Int. Arch. Photogramm. Remote Sens. Spatial Inf. Sci., XL-1/W5, 197–202, 2015
https://doi.org/10.5194/isprsarchives-XL-1-W5-197-2015
Int. Arch. Photogramm. Remote Sens. Spatial Inf. Sci., XL-1/W5, 197–202, 2015
https://doi.org/10.5194/isprsarchives-XL-1-W5-197-2015

  11 Dec 2015

11 Dec 2015

PREDICTION OF WIND SPEEDS BASED ON DIGITAL ELEVATION MODELS USING BOOSTED REGRESSION TREES

P. Fischer1, C. Etienne2, J. Tian1, and T. Krauß1 P. Fischer et al.
  • 1Remote Sensing Technology Institute, German Aerospace Center (DLR), Münchener Str. 20, 82234 Wessling, Germany
  • 2Secquaero Advisors Ltd., 8001 Z¨urich, Switzerland

Keywords: Digital Elevation Model, Wind Speed, Non-Parametric Regression

Abstract.
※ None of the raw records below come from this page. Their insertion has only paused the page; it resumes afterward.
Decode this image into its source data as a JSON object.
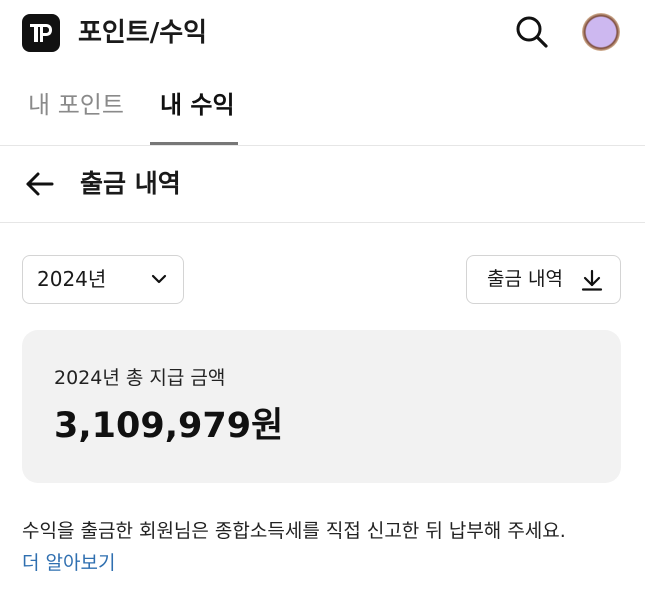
{
  "header": {
    "logo_text": "TP",
    "title": "포인트/수익"
  },
  "tabs": [
    {
      "label": "내 포인트"
    },
    {
      "label": "내 수익"
    }
  ],
  "subheader": {
    "title": "출금 내역"
  },
  "filters": {
    "year_value": "2024년",
    "download_label": "출금 내역"
  },
  "summary": {
    "label": "2024년 총 지급 금액",
    "amount": "3,109,979원"
  },
  "notice": {
    "text": "수익을 출금한 회원님은 종합소득세를 직접 신고한 뒤 납부해 주세요.",
    "link": "더 알아보기"
  },
  "colors": {
    "link": "#2f6fb0",
    "card_bg": "#f2f2f2",
    "logo_bg": "#111111"
  },
  "icons": [
    "search-icon",
    "arrow-left-icon",
    "chevron-down-icon",
    "download-icon",
    "avatar"
  ]
}
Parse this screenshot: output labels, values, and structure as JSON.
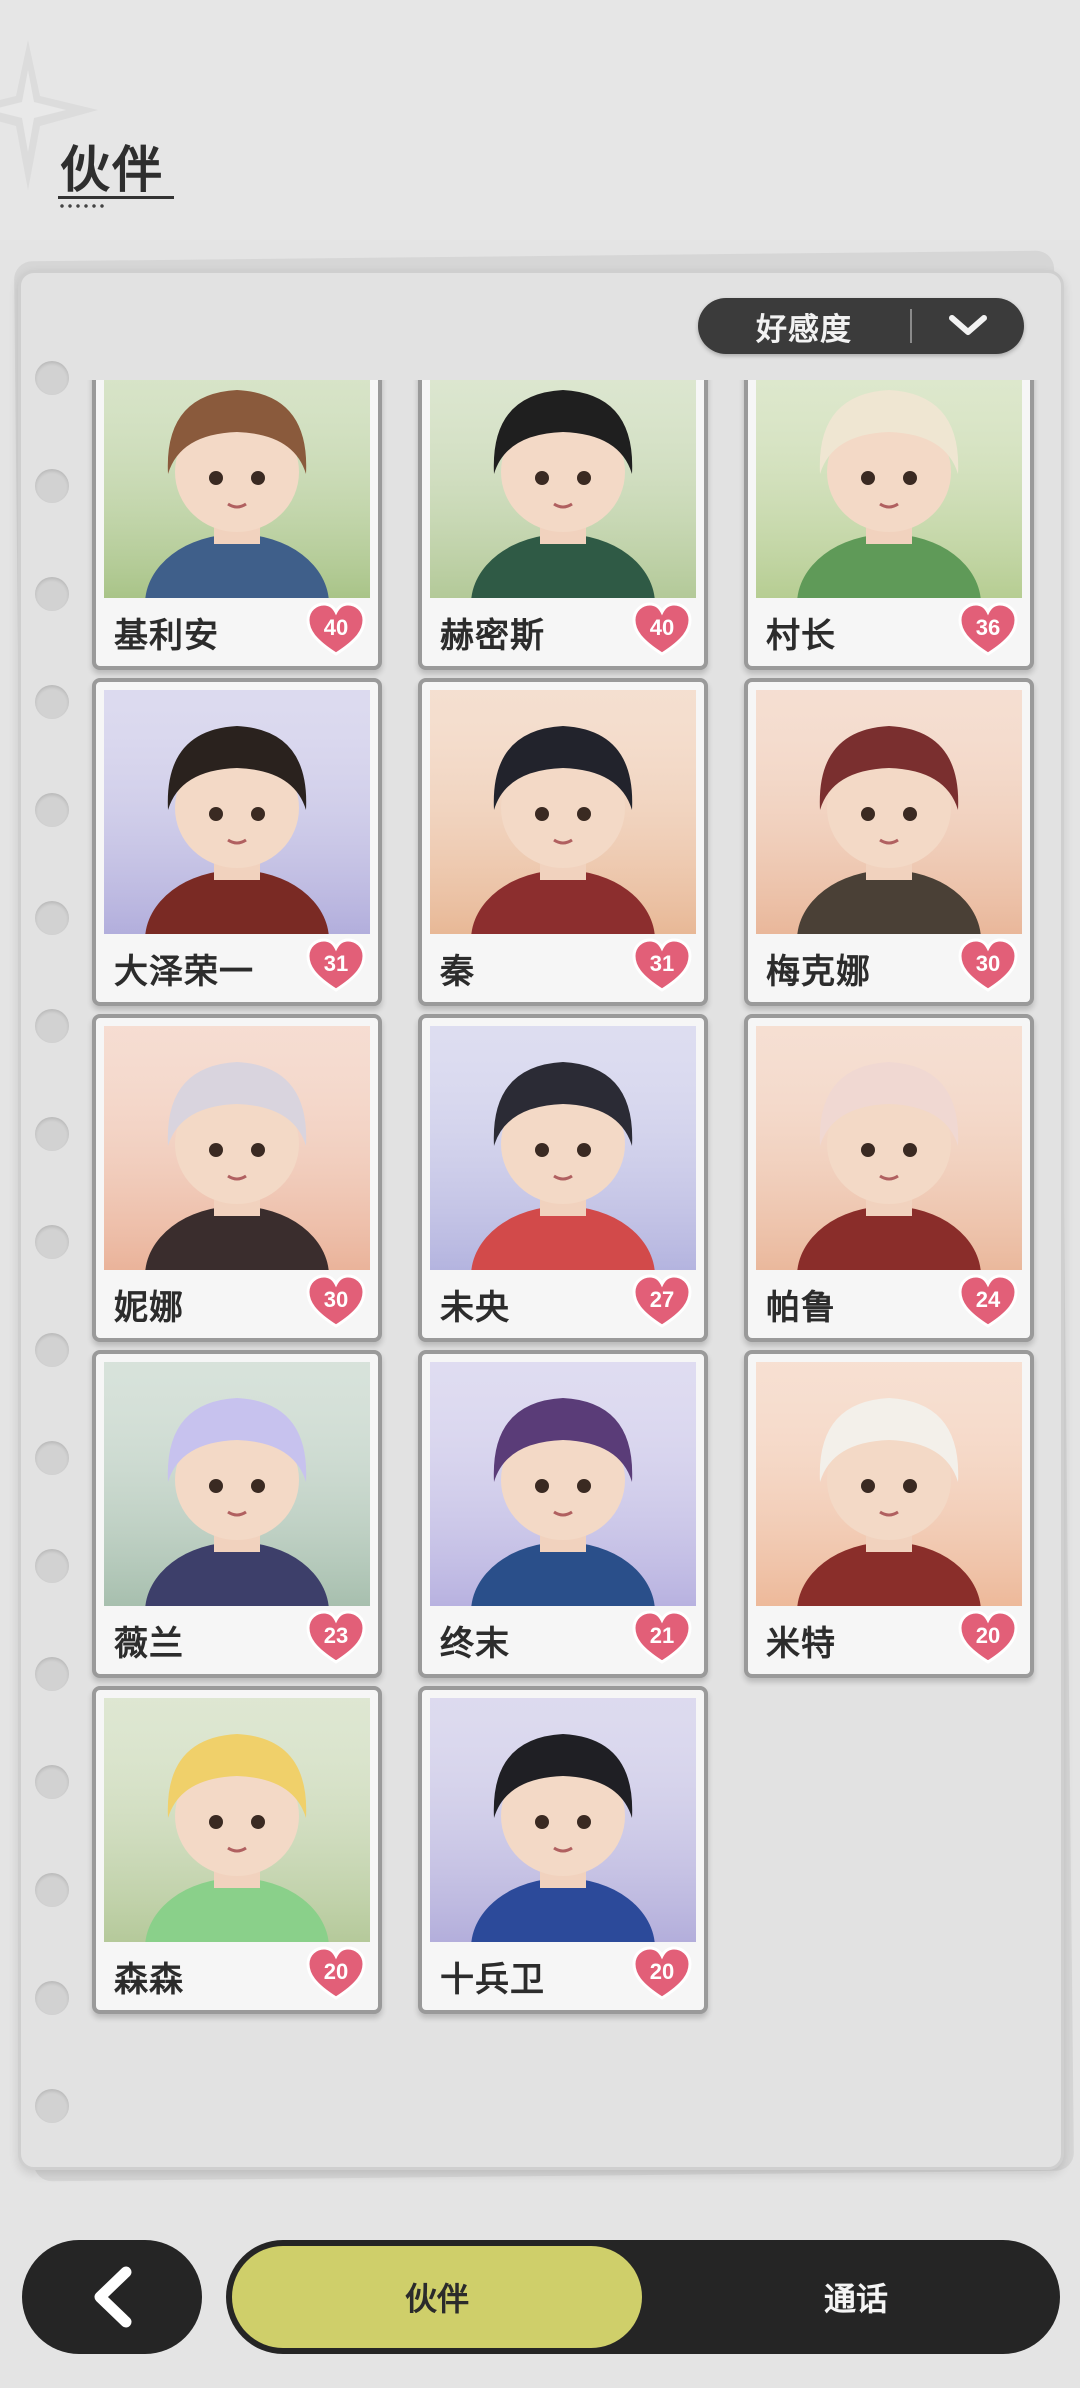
{
  "header": {
    "title": "伙伴"
  },
  "sort": {
    "label": "好感度"
  },
  "companions": [
    {
      "name": "基利安",
      "affinity": "40",
      "bg": "#a9c488",
      "hair": "#8a5a3c",
      "outfit": "#3f5f8a"
    },
    {
      "name": "赫密斯",
      "affinity": "40",
      "bg": "#b3c998",
      "hair": "#1f1f1f",
      "outfit": "#2f5a45"
    },
    {
      "name": "村长",
      "affinity": "36",
      "bg": "#b6cd92",
      "hair": "#efe6d2",
      "outfit": "#5f9a58"
    },
    {
      "name": "大泽荣一",
      "affinity": "31",
      "bg": "#b2aedc",
      "hair": "#2a221e",
      "outfit": "#7a2a24"
    },
    {
      "name": "秦",
      "affinity": "31",
      "bg": "#e8b896",
      "hair": "#22232c",
      "outfit": "#8c2e2e"
    },
    {
      "name": "梅克娜",
      "affinity": "30",
      "bg": "#e9b79a",
      "hair": "#7a2f2f",
      "outfit": "#4a4036"
    },
    {
      "name": "妮娜",
      "affinity": "30",
      "bg": "#eab39a",
      "hair": "#d9d4de",
      "outfit": "#3a2d2d"
    },
    {
      "name": "未央",
      "affinity": "27",
      "bg": "#b4b4df",
      "hair": "#2b2b35",
      "outfit": "#d24a4a"
    },
    {
      "name": "帕鲁",
      "affinity": "24",
      "bg": "#eab89c",
      "hair": "#f0d8d2",
      "outfit": "#8a2d2a"
    },
    {
      "name": "薇兰",
      "affinity": "23",
      "bg": "#a7bfae",
      "hair": "#c7c2ee",
      "outfit": "#3d3f6a"
    },
    {
      "name": "终末",
      "affinity": "21",
      "bg": "#b8b2e0",
      "hair": "#5a3c78",
      "outfit": "#2a4f8a"
    },
    {
      "name": "米特",
      "affinity": "20",
      "bg": "#edb99a",
      "hair": "#f3f0ea",
      "outfit": "#8a2e2a"
    },
    {
      "name": "森森",
      "affinity": "20",
      "bg": "#b5c99a",
      "hair": "#f0d06a",
      "outfit": "#8ad08a"
    },
    {
      "name": "十兵卫",
      "affinity": "20",
      "bg": "#b3aedb",
      "hair": "#1f1f24",
      "outfit": "#2c4a9a"
    }
  ],
  "footer": {
    "back_icon": "chevron-left-icon",
    "tab_companions": "伙伴",
    "tab_call": "通话"
  },
  "colors": {
    "accent": "#cfcf6a",
    "heart": "#e25f78",
    "dark": "#252525"
  }
}
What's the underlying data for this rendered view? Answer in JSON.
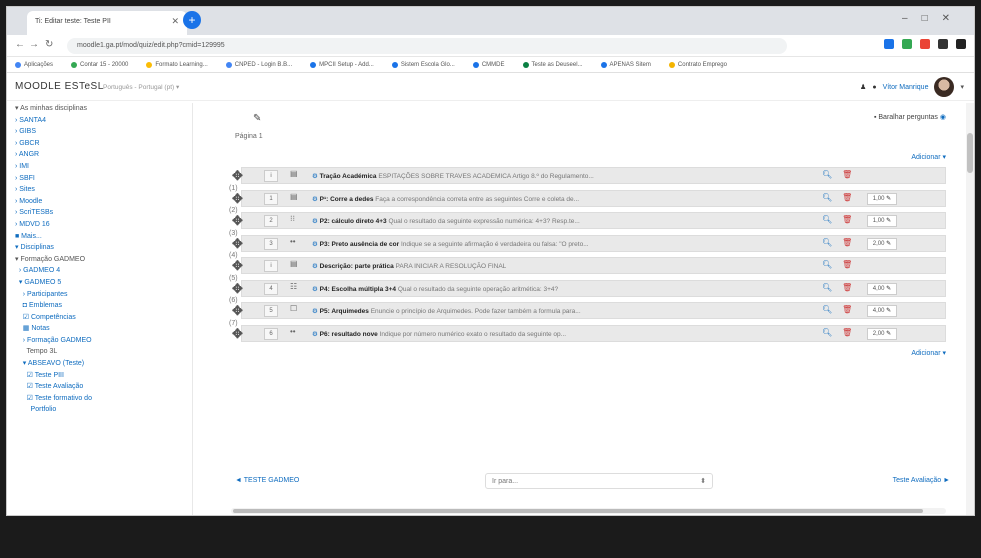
{
  "browser": {
    "tab_title": "Ti: Editar teste: Teste PII",
    "url": "moodle1.ga.pt/mod/quiz/edit.php?cmid=129995",
    "bookmarks": [
      "Aplicações",
      "Contar 15 - 20000",
      "Formato Learning...",
      "CNPED - Login B.B...",
      "MPCII Setup - Add...",
      "Sistem Escola Glo...",
      "CMMDE",
      "Teste as Deuseel...",
      "APENAS Sitem",
      "Contrato Emprego"
    ]
  },
  "moodle": {
    "brand": "MOODLE ESTeSL",
    "brand_sub": "Português - Portugal (pt) ▾",
    "user_name": "Vítor Manrique"
  },
  "sidebar": {
    "items": [
      {
        "label": "▾ As minhas disciplinas",
        "link": false
      },
      {
        "label": "› SANTA4",
        "link": true
      },
      {
        "label": "› GIBS",
        "link": true
      },
      {
        "label": "› GBCR",
        "link": true
      },
      {
        "label": "› ANGR",
        "link": true
      },
      {
        "label": "› IMI",
        "link": true
      },
      {
        "label": "› SBFI",
        "link": true
      },
      {
        "label": "› Sites",
        "link": true
      },
      {
        "label": "› Moodle",
        "link": true
      },
      {
        "label": "› ScriTESBs",
        "link": true
      },
      {
        "label": "› MDVD 16",
        "link": true
      },
      {
        "label": "■ Mais...",
        "link": true
      },
      {
        "label": "▾ Disciplinas",
        "link": true
      },
      {
        "label": "▾ Formação GADMEO",
        "link": false
      },
      {
        "label": "  › GADMEO 4",
        "link": true
      },
      {
        "label": "  ▾ GADMEO 5",
        "link": true
      },
      {
        "label": "    › Participantes",
        "link": true
      },
      {
        "label": "    ◘ Emblemas",
        "link": true
      },
      {
        "label": "    ☑ Competências",
        "link": true
      },
      {
        "label": "    ▦ Notas",
        "link": true
      },
      {
        "label": "    › Formação GADMEO",
        "link": true
      },
      {
        "label": "      Tempo 3L",
        "link": false
      },
      {
        "label": "    ▾ ABSEAVO (Teste)",
        "link": true
      },
      {
        "label": "      ☑ Teste PIII",
        "link": true
      },
      {
        "label": "      ☑ Teste Avaliação",
        "link": true
      },
      {
        "label": "      ☑ Teste formativo do",
        "link": true
      },
      {
        "label": "        Portfolio",
        "link": true
      }
    ]
  },
  "main": {
    "shuffle_label": "Baralhar perguntas",
    "page_label": "Página 1",
    "add_label": "Adicionar ▾",
    "questions": [
      {
        "num": "i",
        "icon": "▤",
        "title": "Tração Académica",
        "desc": "ESPITAÇÕES SOBRE TRAVES ACADEMICA Artigo 8.º do Regulamento...",
        "mark": ""
      },
      {
        "num": "1",
        "icon": "▤",
        "title": "P¹: Corre a dedes",
        "desc": "Faça a correspondência correta entre as seguintes Corre e coleta de...",
        "mark": "1,00"
      },
      {
        "num": "2",
        "icon": "⁝⁝",
        "title": "P2: cálculo direto 4+3",
        "desc": "Qual o resultado da seguinte expressão numérica: 4+3? Resp.te...",
        "mark": "1,00"
      },
      {
        "num": "3",
        "icon": "••",
        "title": "P3: Preto ausência de cor",
        "desc": "Indique se a seguinte afirmação é verdadeira ou falsa: \"O preto...",
        "mark": "2,00"
      },
      {
        "num": "i",
        "icon": "▤",
        "title": "Descrição: parte prática",
        "desc": "PARA INICIAR A RESOLUÇÃO FINAL",
        "mark": ""
      },
      {
        "num": "4",
        "icon": "☷",
        "title": "P4: Escolha múltipla 3+4",
        "desc": "Qual o resultado da seguinte operação aritmética: 3+4?",
        "mark": "4,00"
      },
      {
        "num": "5",
        "icon": "☐",
        "title": "P5: Arquimedes",
        "desc": "Enuncie o princípio de Arquimedes. Pode fazer também a formula para...",
        "mark": "4,00"
      },
      {
        "num": "6",
        "icon": "••",
        "title": "P6: resultado nove",
        "desc": "Indique por número numérico exato o resultado da seguinte op...",
        "mark": "2,00"
      }
    ],
    "pagebreaks": [
      "(1)",
      "(2)",
      "(3)",
      "(4)",
      "(5)",
      "(6)",
      "(7)"
    ],
    "add_bottom": "Adicionar ▾",
    "prev_link": "◄ TESTE GADMEO",
    "jump_placeholder": "Ir para...",
    "next_link": "Teste Avaliação ►"
  },
  "colors": {
    "link": "#0f6cbf",
    "delete": "#cc3333",
    "row_bg": "#e9e9e9"
  }
}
In this paper a new approach is presented to predict maximum wind speeds using Gradient Boosted Regression Trees (GBRT). GBRT are a non-parametric regression technique used in various applications, suitable to make predictions without having an in-depth a-priori knowledge about the functional dependancies between the predictors and the response variables. Our aim is to predict maximum wind speeds based on predictors, which are derived from a digital elevation model (DEM). The predictors describe the orography of the Area-of-Interest (AoI) by various means like first and second order derivatives of the DEM, but also higher sophisticated classifications describing exposure and shelterness of the terrain to wind flux. In order to take the different scales into account which probably influence the streams and turbulences of wind flow over complex terrain, the predictors are computed on different spatial resolutions ranging from 30 m up to 2000 m. The geographic area used for examination of the approach is Switzerland, a mountainious region in the heart of europe, dominated by the alps, but also covering large valleys. The full workflow is described in this paper, which consists of data preparation using image processing techniques, model training using a state-of-the-art machine learning algorithm, in-depth analysis of the trained model, validation of the model and application of the model to generate a wind speed map.